If you were driving down the road and came to an intersection with a homeless individual standing at the corner holding a sign that reads “need spare change,” would you give them spare change if you had some? Why is it that not everyone would? I bring this up because “The parable of the sadhu” is a classic dilemma of individuals having different views, thoughts and beliefs of how one should act in a particular situation. In this case, the dilemma is what some individuals trying to accomplish a lifelong mountain climbing goal should do with a Sadhu man who was found unconscious in the mountains. Just as some would offer change to the homeless person and some would not, these individuals also had different thoughts on what should be done with the Sadhu.

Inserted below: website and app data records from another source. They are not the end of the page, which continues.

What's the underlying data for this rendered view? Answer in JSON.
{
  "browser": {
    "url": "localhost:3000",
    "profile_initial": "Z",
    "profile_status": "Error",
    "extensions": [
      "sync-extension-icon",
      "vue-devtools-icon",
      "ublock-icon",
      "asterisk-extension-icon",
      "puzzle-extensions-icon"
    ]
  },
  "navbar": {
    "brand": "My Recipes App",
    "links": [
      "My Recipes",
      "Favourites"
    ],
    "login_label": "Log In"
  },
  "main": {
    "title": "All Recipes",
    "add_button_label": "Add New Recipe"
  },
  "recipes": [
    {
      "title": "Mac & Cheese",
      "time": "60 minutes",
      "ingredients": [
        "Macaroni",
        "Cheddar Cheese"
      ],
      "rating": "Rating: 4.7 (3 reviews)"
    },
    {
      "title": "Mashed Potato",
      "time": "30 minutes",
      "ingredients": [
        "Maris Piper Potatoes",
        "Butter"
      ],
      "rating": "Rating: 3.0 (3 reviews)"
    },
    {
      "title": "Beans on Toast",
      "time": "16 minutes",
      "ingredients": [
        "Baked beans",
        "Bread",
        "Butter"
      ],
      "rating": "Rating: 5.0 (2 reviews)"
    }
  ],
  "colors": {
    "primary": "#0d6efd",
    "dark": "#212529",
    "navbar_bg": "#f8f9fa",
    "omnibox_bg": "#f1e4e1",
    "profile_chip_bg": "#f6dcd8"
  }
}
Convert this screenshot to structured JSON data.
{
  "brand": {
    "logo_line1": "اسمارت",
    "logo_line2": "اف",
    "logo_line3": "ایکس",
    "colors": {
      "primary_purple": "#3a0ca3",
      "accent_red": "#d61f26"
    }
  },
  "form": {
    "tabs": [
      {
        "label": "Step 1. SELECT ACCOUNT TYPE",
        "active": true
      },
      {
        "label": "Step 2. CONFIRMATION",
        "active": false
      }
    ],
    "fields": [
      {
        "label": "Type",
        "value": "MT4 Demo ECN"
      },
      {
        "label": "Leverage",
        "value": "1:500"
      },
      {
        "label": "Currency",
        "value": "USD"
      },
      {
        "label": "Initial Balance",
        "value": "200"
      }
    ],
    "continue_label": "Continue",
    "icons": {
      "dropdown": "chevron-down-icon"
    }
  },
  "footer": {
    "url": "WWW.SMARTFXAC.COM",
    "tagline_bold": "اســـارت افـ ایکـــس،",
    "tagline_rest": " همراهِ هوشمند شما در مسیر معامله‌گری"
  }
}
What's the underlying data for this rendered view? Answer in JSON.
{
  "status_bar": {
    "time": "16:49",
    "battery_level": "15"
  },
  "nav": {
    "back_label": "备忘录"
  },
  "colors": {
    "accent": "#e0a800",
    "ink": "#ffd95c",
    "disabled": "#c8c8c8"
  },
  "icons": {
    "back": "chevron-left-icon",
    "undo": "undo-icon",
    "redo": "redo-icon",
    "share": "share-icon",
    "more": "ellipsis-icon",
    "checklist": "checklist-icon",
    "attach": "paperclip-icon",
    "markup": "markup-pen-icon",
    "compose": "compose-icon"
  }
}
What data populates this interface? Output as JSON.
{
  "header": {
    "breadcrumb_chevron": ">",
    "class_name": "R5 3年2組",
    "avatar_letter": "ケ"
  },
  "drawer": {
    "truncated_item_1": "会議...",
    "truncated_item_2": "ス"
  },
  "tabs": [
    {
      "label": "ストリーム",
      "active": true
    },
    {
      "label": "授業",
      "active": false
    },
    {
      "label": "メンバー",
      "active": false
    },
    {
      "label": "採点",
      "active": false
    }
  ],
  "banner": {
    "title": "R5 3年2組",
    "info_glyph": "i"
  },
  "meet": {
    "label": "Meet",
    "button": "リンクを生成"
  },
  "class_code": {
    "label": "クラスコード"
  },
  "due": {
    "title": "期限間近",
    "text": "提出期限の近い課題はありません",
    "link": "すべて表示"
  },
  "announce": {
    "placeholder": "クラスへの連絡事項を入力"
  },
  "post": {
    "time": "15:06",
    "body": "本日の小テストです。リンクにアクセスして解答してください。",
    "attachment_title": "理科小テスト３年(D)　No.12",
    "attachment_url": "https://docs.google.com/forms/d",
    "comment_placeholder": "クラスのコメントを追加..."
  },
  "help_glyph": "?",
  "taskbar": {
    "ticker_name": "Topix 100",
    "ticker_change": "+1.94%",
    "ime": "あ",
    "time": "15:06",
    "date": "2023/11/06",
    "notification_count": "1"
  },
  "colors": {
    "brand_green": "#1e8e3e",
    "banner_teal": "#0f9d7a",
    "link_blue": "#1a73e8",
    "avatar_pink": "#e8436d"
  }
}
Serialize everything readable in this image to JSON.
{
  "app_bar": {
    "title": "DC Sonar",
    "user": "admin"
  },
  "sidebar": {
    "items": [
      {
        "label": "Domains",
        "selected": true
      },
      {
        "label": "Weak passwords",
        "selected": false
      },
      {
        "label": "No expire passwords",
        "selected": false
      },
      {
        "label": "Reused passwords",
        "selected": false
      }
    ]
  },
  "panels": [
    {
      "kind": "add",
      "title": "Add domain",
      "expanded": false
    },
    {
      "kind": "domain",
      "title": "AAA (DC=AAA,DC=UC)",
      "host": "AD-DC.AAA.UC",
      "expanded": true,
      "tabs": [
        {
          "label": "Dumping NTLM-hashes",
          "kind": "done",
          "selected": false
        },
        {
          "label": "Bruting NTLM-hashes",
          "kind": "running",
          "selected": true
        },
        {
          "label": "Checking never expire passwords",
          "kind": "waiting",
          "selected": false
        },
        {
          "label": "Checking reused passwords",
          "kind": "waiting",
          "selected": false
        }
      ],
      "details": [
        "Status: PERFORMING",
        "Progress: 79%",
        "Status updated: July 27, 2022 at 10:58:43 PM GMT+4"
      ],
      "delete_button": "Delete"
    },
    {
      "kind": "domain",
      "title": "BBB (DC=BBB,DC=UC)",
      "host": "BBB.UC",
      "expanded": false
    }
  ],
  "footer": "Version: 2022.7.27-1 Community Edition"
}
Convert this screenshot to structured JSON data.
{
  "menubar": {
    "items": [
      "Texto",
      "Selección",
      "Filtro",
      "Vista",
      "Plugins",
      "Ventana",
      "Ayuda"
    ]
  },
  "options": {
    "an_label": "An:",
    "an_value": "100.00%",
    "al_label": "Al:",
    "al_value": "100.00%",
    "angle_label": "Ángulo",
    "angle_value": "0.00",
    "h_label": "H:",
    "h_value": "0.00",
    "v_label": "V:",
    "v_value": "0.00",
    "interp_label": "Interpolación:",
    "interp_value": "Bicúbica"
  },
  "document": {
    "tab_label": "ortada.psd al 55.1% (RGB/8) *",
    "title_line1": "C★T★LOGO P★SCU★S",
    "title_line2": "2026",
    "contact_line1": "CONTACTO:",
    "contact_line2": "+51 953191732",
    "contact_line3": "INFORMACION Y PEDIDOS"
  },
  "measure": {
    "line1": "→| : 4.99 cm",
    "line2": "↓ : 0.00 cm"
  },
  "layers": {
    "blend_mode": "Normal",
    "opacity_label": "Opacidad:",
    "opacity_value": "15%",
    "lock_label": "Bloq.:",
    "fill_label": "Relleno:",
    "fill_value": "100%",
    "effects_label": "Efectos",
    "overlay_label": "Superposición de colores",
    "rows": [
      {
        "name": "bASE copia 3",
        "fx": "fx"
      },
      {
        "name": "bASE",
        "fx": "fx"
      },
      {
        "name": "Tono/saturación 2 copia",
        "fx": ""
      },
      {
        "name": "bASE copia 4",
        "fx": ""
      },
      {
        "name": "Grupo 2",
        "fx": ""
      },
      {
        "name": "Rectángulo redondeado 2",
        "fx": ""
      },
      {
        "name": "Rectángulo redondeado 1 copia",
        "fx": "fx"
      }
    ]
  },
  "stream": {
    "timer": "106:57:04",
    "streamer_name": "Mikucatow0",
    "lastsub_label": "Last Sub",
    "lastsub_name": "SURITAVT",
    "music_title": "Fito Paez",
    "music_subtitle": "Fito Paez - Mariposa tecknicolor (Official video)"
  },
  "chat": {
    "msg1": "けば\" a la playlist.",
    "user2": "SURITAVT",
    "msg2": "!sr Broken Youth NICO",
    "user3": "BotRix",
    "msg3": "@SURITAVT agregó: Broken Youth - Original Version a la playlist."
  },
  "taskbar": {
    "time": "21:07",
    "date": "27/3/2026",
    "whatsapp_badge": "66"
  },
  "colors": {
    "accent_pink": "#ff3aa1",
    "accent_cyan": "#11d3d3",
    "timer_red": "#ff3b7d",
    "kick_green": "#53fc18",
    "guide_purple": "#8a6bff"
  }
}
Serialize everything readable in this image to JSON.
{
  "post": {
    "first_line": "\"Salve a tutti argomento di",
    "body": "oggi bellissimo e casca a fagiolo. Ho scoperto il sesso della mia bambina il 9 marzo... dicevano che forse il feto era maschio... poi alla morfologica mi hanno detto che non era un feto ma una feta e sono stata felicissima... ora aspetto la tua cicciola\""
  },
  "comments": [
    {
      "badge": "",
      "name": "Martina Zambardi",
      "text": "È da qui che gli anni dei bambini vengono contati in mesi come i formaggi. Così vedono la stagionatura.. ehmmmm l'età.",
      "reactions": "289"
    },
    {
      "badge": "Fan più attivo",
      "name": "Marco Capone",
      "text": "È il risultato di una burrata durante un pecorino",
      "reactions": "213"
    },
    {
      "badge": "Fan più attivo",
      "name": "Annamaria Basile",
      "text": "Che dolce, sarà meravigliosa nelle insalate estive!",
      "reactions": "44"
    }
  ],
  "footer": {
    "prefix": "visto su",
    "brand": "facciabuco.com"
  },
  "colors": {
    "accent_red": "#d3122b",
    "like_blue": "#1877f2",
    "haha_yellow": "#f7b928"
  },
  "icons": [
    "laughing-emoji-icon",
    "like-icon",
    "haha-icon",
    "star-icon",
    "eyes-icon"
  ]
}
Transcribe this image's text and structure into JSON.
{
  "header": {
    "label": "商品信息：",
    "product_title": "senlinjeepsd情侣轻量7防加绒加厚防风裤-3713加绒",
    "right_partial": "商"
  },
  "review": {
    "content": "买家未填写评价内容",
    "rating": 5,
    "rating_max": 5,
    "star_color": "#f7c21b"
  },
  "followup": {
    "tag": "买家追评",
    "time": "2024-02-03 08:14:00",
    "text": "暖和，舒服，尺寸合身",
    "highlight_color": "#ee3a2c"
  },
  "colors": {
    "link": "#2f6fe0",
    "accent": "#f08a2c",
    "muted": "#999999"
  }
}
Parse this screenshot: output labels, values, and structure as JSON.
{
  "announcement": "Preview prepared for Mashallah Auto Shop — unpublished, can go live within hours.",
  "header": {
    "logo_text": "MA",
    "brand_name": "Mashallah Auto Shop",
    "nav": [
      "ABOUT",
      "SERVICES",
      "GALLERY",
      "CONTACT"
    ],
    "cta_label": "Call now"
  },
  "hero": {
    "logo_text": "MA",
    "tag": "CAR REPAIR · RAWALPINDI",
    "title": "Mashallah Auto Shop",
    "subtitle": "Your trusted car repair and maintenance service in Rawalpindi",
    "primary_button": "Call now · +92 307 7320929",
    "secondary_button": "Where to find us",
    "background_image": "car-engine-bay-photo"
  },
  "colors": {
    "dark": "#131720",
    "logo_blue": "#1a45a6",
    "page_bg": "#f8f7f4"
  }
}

As with any dilemma, there are always stakeholders who will be affected differently by the decision made. First, Stephen, a highly moral man believes the sadhu should be helped at all cause and the group should not move forward until they know the Sadhu is safe. Then there is the Sherpa, Pasang, whose main purpose is to keep his mountain climbers safe and assist them in accomplishing their goals of making it up the mountain. Finally, there is the Sadhu, whose life may ultimately be saved or loss depending on the decision made. The case also mentions other groups from different areas of the world that also came in contact with the sadhu and was faced with the same dilemma. Do our decisions impact them, even though we aren’t truly climbing the mountain as one group? With Pasang recommending we move forward without the sadhu, and Stephen demanding we help the sadhu to safety, it was my decision that made the differences. My name is Buzz McCoy, and it is this decision that has me going back to the situation to evaluate it more closely.
II. Key Issues
• Whose responsibility is it to help the sadhu? Is it anyone’s responsibility?
• Is saving the sadhu’s life or...